- **Exercise aim**: Write out the records in full, exactly as given, but without the images.

.....

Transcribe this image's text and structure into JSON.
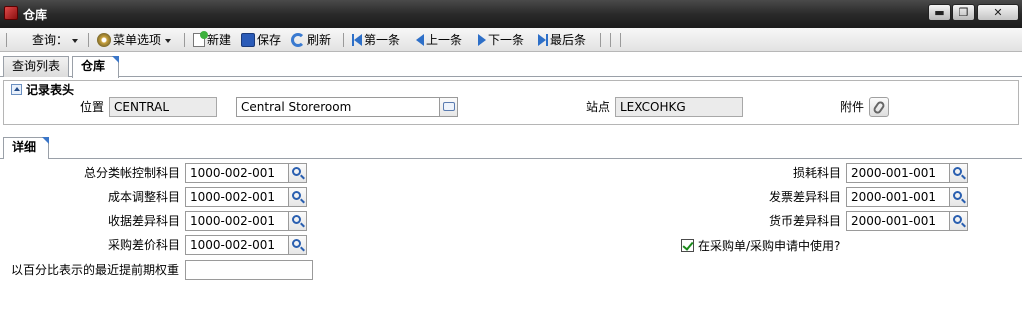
{
  "window": {
    "title": "仓库",
    "minimize_glyph": "▬",
    "maximize_glyph": "❐",
    "close_glyph": "✕"
  },
  "toolbar": {
    "query_label": "查询：",
    "menu_options_label": "菜单选项",
    "new_label": "新建",
    "save_label": "保存",
    "refresh_label": "刷新",
    "first_label": "第一条",
    "prev_label": "上一条",
    "next_label": "下一条",
    "last_label": "最后条"
  },
  "tabs": [
    {
      "label": "查询列表",
      "active": false
    },
    {
      "label": "仓库",
      "active": true
    }
  ],
  "header_section": {
    "title": "记录表头",
    "location_label": "位置",
    "location_value": "CENTRAL",
    "location_desc": "Central Storeroom",
    "site_label": "站点",
    "site_value": "LEXCOHKG",
    "attachments_label": "附件"
  },
  "detail_tab": {
    "label": "详细"
  },
  "detail": {
    "left_fields": [
      {
        "label": "总分类帐控制科目",
        "value": "1000-002-001"
      },
      {
        "label": "成本调整科目",
        "value": "1000-002-001"
      },
      {
        "label": "收据差异科目",
        "value": "1000-002-001"
      },
      {
        "label": "采购差价科目",
        "value": "1000-002-001"
      }
    ],
    "weight_label": "以百分比表示的最近提前期权重",
    "weight_value": "",
    "right_fields": [
      {
        "label": "损耗科目",
        "value": "2000-001-001"
      },
      {
        "label": "发票差异科目",
        "value": "2000-001-001"
      },
      {
        "label": "货币差异科目",
        "value": "2000-001-001"
      }
    ],
    "use_in_po_label": "在采购单/采购申请中使用?",
    "use_in_po_checked": true
  }
}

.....

- **Written reply**:
Transcribe this image's text and structure into JSON.
{
  "window": {
    "title": "仓库",
    "minimize_glyph": "▬",
    "maximize_glyph": "❐",
    "close_glyph": "✕"
  },
  "toolbar": {
    "query_label": "查询：",
    "menu_options_label": "菜单选项",
    "new_label": "新建",
    "save_label": "保存",
    "refresh_label": "刷新",
    "first_label": "第一条",
    "prev_label": "上一条",
    "next_label": "下一条",
    "last_label": "最后条"
  },
  "tabs": [
    {
      "label": "查询列表",
      "active": false
    },
    {
      "label": "仓库",
      "active": true
    }
  ],
  "header_section": {
    "title": "记录表头",
    "location_label": "位置",
    "location_value": "CENTRAL",
    "location_desc": "Central Storeroom",
    "site_label": "站点",
    "site_value": "LEXCOHKG",
    "attachments_label": "附件"
  },
  "detail_tab": {
    "label": "详细"
  },
  "detail": {
    "left_fields": [
      {
        "label": "总分类帐控制科目",
        "value": "1000-002-001"
      },
      {
        "label": "成本调整科目",
        "value": "1000-002-001"
      },
      {
        "label": "收据差异科目",
        "value": "1000-002-001"
      },
      {
        "label": "采购差价科目",
        "value": "1000-002-001"
      }
    ],
    "weight_label": "以百分比表示的最近提前期权重",
    "weight_value": "",
    "right_fields": [
      {
        "label": "损耗科目",
        "value": "2000-001-001"
      },
      {
        "label": "发票差异科目",
        "value": "2000-001-001"
      },
      {
        "label": "货币差异科目",
        "value": "2000-001-001"
      }
    ],
    "use_in_po_label": "在采购单/采购申请中使用?",
    "use_in_po_checked": true
  }
}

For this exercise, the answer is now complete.